**What to work on:** Within the records below, find each line with the word "ruble" and copy it out.

**Entries from a dataset of interfaces:**
⟨

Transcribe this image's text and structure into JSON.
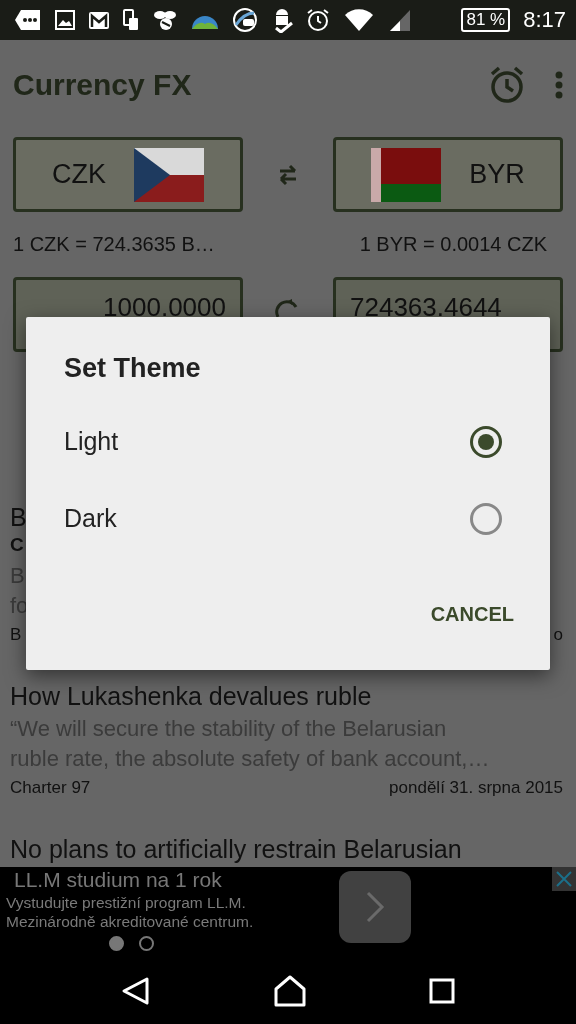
{
  "status_bar": {
    "battery": "81 %",
    "time": "8:17"
  },
  "toolbar": {
    "title": "Currency FX"
  },
  "converter": {
    "from": {
      "code": "CZK"
    },
    "to": {
      "code": "BYR"
    },
    "from_rate": "1 CZK = 724.3635 B…",
    "to_rate": "1 BYR = 0.0014 CZK",
    "from_amount": "1000.0000",
    "to_amount": "724363.4644"
  },
  "news": [
    {
      "title": "B",
      "subtitle": "C",
      "summary": [
        "B",
        "fo"
      ],
      "source": "B",
      "date": "o"
    },
    {
      "title": "How Lukashenka devalues ruble",
      "summary": [
        "“We will secure the stability of the Belarusian",
        "ruble rate, the absolute safety of bank account,…"
      ],
      "source": "Charter 97",
      "date": "pondělí 31. srpna 2015"
    },
    {
      "title": "No plans to artificially restrain Belarusian"
    }
  ],
  "dialog": {
    "title": "Set Theme",
    "options": [
      {
        "label": "Light",
        "selected": true
      },
      {
        "label": "Dark",
        "selected": false
      }
    ],
    "button": "CANCEL"
  },
  "ad": {
    "title": "LL.M studium na 1 rok",
    "lines": [
      "Vystudujte prestižní program LL.M.",
      "Mezinárodně akreditované centrum."
    ],
    "pages": [
      {
        "selected": true
      },
      {
        "selected": false
      }
    ]
  }
}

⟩

**Reply to the exercise:**
      "title": "How Lukashenka devalues ruble",
        "ruble rate, the absolute safety of bank account,…"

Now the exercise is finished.